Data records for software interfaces
====

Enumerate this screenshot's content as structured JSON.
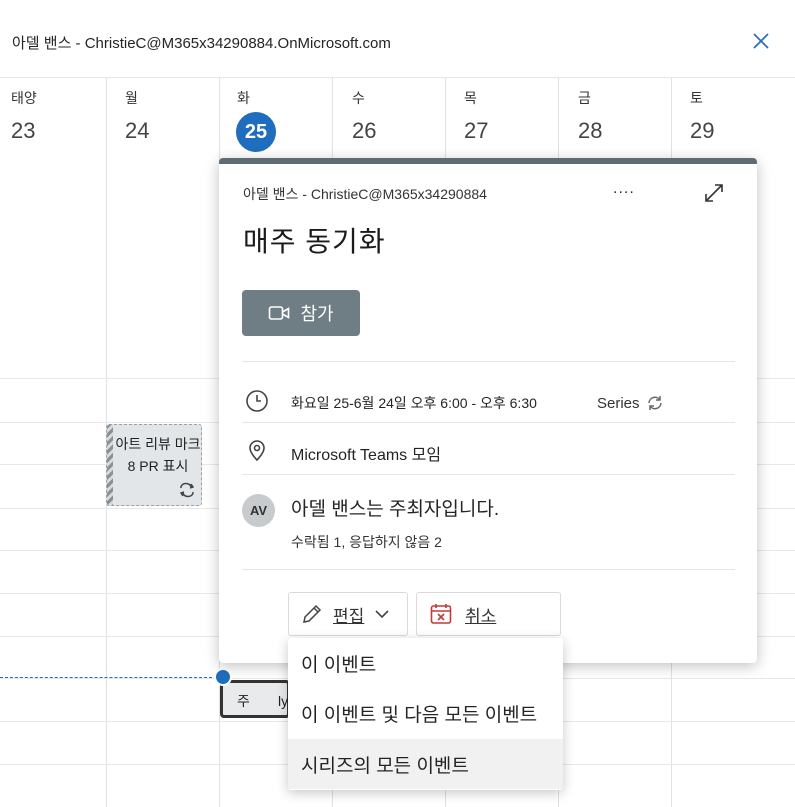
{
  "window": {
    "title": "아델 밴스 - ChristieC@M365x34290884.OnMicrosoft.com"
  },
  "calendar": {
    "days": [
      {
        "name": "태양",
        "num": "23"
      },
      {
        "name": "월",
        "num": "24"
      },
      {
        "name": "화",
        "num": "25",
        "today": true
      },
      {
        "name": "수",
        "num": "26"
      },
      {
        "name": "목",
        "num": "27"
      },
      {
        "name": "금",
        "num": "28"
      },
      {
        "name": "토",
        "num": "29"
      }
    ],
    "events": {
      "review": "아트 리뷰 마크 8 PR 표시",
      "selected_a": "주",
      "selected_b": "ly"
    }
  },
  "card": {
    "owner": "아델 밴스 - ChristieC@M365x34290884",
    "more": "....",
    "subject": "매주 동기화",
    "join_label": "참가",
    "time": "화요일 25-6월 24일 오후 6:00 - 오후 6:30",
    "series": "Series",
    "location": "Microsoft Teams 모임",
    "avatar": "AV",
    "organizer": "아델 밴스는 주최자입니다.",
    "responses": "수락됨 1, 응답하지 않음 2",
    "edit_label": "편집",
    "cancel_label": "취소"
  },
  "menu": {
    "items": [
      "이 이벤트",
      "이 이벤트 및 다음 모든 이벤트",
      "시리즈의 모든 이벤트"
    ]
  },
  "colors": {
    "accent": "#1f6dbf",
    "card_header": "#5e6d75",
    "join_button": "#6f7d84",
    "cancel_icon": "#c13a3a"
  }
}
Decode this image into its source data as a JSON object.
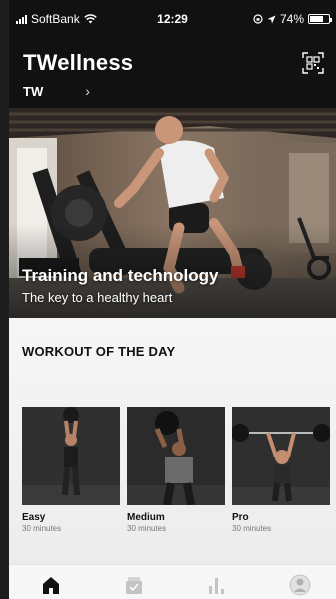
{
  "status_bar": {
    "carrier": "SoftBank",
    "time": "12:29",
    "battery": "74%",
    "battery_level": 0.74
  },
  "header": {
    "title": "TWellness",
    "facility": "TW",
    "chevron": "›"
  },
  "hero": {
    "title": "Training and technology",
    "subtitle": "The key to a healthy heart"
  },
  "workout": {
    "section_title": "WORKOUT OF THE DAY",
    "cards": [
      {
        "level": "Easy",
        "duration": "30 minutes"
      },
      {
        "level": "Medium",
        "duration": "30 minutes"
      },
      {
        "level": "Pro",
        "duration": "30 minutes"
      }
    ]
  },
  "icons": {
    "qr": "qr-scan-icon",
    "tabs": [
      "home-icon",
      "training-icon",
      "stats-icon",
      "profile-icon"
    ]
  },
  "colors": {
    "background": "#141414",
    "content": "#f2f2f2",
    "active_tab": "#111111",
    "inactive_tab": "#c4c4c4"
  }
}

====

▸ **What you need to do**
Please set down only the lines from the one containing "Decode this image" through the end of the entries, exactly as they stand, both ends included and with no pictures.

▸ **Finished exercise**
Decode this image into its source data as a JSON object.
{
  "status_bar": {
    "carrier": "SoftBank",
    "time": "12:29",
    "battery": "74%",
    "battery_level": 0.74
  },
  "header": {
    "title": "TWellness",
    "facility": "TW",
    "chevron": "›"
  },
  "hero": {
    "title": "Training and technology",
    "subtitle": "The key to a healthy heart"
  },
  "workout": {
    "section_title": "WORKOUT OF THE DAY",
    "cards": [
      {
        "level": "Easy",
        "duration": "30 minutes"
      },
      {
        "level": "Medium",
        "duration": "30 minutes"
      },
      {
        "level": "Pro",
        "duration": "30 minutes"
      }
    ]
  },
  "icons": {
    "qr": "qr-scan-icon",
    "tabs": [
      "home-icon",
      "training-icon",
      "stats-icon",
      "profile-icon"
    ]
  },
  "colors": {
    "background": "#141414",
    "content": "#f2f2f2",
    "active_tab": "#111111",
    "inactive_tab": "#c4c4c4"
  }
}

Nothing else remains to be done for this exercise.